PROBLEM REQUIREMENTS |
Could you give the records below again exactly as they stand?

PROVIDED INFORMATION |
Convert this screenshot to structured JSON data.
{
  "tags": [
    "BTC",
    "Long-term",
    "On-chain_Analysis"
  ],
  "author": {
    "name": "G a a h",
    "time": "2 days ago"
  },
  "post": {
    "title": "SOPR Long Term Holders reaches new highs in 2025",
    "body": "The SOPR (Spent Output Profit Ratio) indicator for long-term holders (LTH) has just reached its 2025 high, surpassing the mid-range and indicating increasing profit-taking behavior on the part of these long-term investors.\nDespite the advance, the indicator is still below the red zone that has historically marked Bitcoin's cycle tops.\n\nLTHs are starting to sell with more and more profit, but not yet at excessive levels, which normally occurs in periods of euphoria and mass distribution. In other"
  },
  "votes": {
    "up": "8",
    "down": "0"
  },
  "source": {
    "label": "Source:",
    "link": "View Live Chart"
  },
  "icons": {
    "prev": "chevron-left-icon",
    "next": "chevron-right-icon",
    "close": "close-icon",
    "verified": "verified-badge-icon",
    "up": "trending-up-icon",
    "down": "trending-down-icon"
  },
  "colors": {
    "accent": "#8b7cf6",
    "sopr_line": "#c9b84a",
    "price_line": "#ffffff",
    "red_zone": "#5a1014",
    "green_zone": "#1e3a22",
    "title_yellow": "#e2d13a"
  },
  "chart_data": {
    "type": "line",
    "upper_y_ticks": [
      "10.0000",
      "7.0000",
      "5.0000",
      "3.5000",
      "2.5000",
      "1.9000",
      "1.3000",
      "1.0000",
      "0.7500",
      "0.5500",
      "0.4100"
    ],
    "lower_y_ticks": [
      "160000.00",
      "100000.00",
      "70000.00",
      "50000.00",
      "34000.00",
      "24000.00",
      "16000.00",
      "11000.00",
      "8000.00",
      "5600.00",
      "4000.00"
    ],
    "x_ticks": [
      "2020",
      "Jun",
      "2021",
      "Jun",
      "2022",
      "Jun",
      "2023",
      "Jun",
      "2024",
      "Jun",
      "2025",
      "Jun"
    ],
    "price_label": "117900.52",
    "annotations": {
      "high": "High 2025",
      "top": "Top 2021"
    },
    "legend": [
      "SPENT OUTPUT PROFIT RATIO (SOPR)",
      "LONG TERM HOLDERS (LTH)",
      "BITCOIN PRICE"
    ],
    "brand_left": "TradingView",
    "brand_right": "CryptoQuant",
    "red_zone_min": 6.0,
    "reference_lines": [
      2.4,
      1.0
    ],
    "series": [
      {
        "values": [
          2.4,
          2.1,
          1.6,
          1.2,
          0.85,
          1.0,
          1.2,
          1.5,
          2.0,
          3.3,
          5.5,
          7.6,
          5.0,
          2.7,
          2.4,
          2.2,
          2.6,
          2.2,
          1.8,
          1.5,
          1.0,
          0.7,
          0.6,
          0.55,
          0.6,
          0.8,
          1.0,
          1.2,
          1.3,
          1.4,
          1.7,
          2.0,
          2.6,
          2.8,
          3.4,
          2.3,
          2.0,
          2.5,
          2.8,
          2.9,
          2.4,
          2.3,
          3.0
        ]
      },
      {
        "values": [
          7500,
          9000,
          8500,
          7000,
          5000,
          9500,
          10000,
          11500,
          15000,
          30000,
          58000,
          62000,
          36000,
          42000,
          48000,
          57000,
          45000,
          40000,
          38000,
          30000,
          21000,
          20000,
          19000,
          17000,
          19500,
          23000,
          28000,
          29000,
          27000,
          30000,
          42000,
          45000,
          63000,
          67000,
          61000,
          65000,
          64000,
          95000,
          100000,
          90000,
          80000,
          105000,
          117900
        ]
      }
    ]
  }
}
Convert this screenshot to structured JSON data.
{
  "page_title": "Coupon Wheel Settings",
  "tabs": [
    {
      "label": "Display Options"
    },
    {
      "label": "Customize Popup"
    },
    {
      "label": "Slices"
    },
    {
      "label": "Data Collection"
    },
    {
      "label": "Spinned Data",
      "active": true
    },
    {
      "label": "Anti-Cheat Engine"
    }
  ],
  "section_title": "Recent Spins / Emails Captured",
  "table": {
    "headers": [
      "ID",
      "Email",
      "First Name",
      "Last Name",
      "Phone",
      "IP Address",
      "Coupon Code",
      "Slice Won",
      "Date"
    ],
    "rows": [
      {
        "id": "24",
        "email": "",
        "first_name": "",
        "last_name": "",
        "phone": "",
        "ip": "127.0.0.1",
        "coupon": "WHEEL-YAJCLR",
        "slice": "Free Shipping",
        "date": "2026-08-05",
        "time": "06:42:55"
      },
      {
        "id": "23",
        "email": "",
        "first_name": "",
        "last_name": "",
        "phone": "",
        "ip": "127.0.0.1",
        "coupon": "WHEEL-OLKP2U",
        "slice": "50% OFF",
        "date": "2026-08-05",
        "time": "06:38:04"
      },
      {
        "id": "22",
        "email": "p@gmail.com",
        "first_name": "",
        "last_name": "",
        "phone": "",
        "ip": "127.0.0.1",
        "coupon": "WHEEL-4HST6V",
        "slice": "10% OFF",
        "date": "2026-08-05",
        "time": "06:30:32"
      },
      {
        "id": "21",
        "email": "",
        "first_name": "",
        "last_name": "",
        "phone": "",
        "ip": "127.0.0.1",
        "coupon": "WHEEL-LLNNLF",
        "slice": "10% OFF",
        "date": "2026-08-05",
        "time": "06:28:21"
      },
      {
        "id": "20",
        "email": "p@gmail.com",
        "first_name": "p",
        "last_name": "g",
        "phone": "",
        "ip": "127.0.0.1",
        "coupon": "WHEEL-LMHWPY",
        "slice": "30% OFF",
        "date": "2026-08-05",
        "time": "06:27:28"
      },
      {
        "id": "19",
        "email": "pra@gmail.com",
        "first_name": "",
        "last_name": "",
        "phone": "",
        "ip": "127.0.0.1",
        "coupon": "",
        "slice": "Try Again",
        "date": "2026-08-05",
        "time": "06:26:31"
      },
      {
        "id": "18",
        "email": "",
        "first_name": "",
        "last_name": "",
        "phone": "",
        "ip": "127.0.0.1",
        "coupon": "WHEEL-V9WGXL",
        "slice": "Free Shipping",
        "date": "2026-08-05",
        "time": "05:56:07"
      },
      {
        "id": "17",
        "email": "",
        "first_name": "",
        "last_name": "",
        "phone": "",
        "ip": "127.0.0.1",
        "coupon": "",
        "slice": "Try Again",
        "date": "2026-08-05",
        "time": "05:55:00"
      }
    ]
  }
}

ANSWER FOR THE TASK |
Convert this screenshot to structured JSON data.
{
  "tags": [
    "BTC",
    "Long-term",
    "On-chain_Analysis"
  ],
  "author": {
    "name": "G a a h",
    "time": "2 days ago"
  },
  "post": {
    "title": "SOPR Long Term Holders reaches new highs in 2025",
    "body": "The SOPR (Spent Output Profit Ratio) indicator for long-term holders (LTH) has just reached its 2025 high, surpassing the mid-range and indicating increasing profit-taking behavior on the part of these long-term investors.\nDespite the advance, the indicator is still below the red zone that has historically marked Bitcoin's cycle tops.\n\nLTHs are starting to sell with more and more profit, but not yet at excessive levels, which normally occurs in periods of euphoria and mass distribution. In other"
  },
  "votes": {
    "up": "8",
    "down": "0"
  },
  "source": {
    "label": "Source:",
    "link": "View Live Chart"
  },
  "icons": {
    "prev": "chevron-left-icon",
    "next": "chevron-right-icon",
    "close": "close-icon",
    "verified": "verified-badge-icon",
    "up": "trending-up-icon",
    "down": "trending-down-icon"
  },
  "colors": {
    "accent": "#8b7cf6",
    "sopr_line": "#c9b84a",
    "price_line": "#ffffff",
    "red_zone": "#5a1014",
    "green_zone": "#1e3a22",
    "title_yellow": "#e2d13a"
  },
  "chart_data": {
    "type": "line",
    "upper_y_ticks": [
      "10.0000",
      "7.0000",
      "5.0000",
      "3.5000",
      "2.5000",
      "1.9000",
      "1.3000",
      "1.0000",
      "0.7500",
      "0.5500",
      "0.4100"
    ],
    "lower_y_ticks": [
      "160000.00",
      "100000.00",
      "70000.00",
      "50000.00",
      "34000.00",
      "24000.00",
      "16000.00",
      "11000.00",
      "8000.00",
      "5600.00",
      "4000.00"
    ],
    "x_ticks": [
      "2020",
      "Jun",
      "2021",
      "Jun",
      "2022",
      "Jun",
      "2023",
      "Jun",
      "2024",
      "Jun",
      "2025",
      "Jun"
    ],
    "price_label": "117900.52",
    "annotations": {
      "high": "High 2025",
      "top": "Top 2021"
    },
    "legend": [
      "SPENT OUTPUT PROFIT RATIO (SOPR)",
      "LONG TERM HOLDERS (LTH)",
      "BITCOIN PRICE"
    ],
    "brand_left": "TradingView",
    "brand_right": "CryptoQuant",
    "red_zone_min": 6.0,
    "reference_lines": [
      2.4,
      1.0
    ],
    "series": [
      {
        "values": [
          2.4,
          2.1,
          1.6,
          1.2,
          0.85,
          1.0,
          1.2,
          1.5,
          2.0,
          3.3,
          5.5,
          7.6,
          5.0,
          2.7,
          2.4,
          2.2,
          2.6,
          2.2,
          1.8,
          1.5,
          1.0,
          0.7,
          0.6,
          0.55,
          0.6,
          0.8,
          1.0,
          1.2,
          1.3,
          1.4,
          1.7,
          2.0,
          2.6,
          2.8,
          3.4,
          2.3,
          2.0,
          2.5,
          2.8,
          2.9,
          2.4,
          2.3,
          3.0
        ]
      },
      {
        "values": [
          7500,
          9000,
          8500,
          7000,
          5000,
          9500,
          10000,
          11500,
          15000,
          30000,
          58000,
          62000,
          36000,
          42000,
          48000,
          57000,
          45000,
          40000,
          38000,
          30000,
          21000,
          20000,
          19000,
          17000,
          19500,
          23000,
          28000,
          29000,
          27000,
          30000,
          42000,
          45000,
          63000,
          67000,
          61000,
          65000,
          64000,
          95000,
          100000,
          90000,
          80000,
          105000,
          117900
        ]
      }
    ]
  }
}
Convert this screenshot to structured JSON data.
{
  "page_title": "Coupon Wheel Settings",
  "tabs": [
    {
      "label": "Display Options"
    },
    {
      "label": "Customize Popup"
    },
    {
      "label": "Slices"
    },
    {
      "label": "Data Collection"
    },
    {
      "label": "Spinned Data",
      "active": true
    },
    {
      "label": "Anti-Cheat Engine"
    }
  ],
  "section_title": "Recent Spins / Emails Captured",
  "table": {
    "headers": [
      "ID",
      "Email",
      "First Name",
      "Last Name",
      "Phone",
      "IP Address",
      "Coupon Code",
      "Slice Won",
      "Date"
    ],
    "rows": [
      {
        "id": "24",
        "email": "",
        "first_name": "",
        "last_name": "",
        "phone": "",
        "ip": "127.0.0.1",
        "coupon": "WHEEL-YAJCLR",
        "slice": "Free Shipping",
        "date": "2026-08-05",
        "time": "06:42:55"
      },
      {
        "id": "23",
        "email": "",
        "first_name": "",
        "last_name": "",
        "phone": "",
        "ip": "127.0.0.1",
        "coupon": "WHEEL-OLKP2U",
        "slice": "50% OFF",
        "date": "2026-08-05",
        "time": "06:38:04"
      },
      {
        "id": "22",
        "email": "p@gmail.com",
        "first_name": "",
        "last_name": "",
        "phone": "",
        "ip": "127.0.0.1",
        "coupon": "WHEEL-4HST6V",
        "slice": "10% OFF",
        "date": "2026-08-05",
        "time": "06:30:32"
      },
      {
        "id": "21",
        "email": "",
        "first_name": "",
        "last_name": "",
        "phone": "",
        "ip": "127.0.0.1",
        "coupon": "WHEEL-LLNNLF",
        "slice": "10% OFF",
        "date": "2026-08-05",
        "time": "06:28:21"
      },
      {
        "id": "20",
        "email": "p@gmail.com",
        "first_name": "p",
        "last_name": "g",
        "phone": "",
        "ip": "127.0.0.1",
        "coupon": "WHEEL-LMHWPY",
        "slice": "30% OFF",
        "date": "2026-08-05",
        "time": "06:27:28"
      },
      {
        "id": "19",
        "email": "pra@gmail.com",
        "first_name": "",
        "last_name": "",
        "phone": "",
        "ip": "127.0.0.1",
        "coupon": "",
        "slice": "Try Again",
        "date": "2026-08-05",
        "time": "06:26:31"
      },
      {
        "id": "18",
        "email": "",
        "first_name": "",
        "last_name": "",
        "phone": "",
        "ip": "127.0.0.1",
        "coupon": "WHEEL-V9WGXL",
        "slice": "Free Shipping",
        "date": "2026-08-05",
        "time": "05:56:07"
      },
      {
        "id": "17",
        "email": "",
        "first_name": "",
        "last_name": "",
        "phone": "",
        "ip": "127.0.0.1",
        "coupon": "",
        "slice": "Try Again",
        "date": "2026-08-05",
        "time": "05:55:00"
      }
    ]
  }
}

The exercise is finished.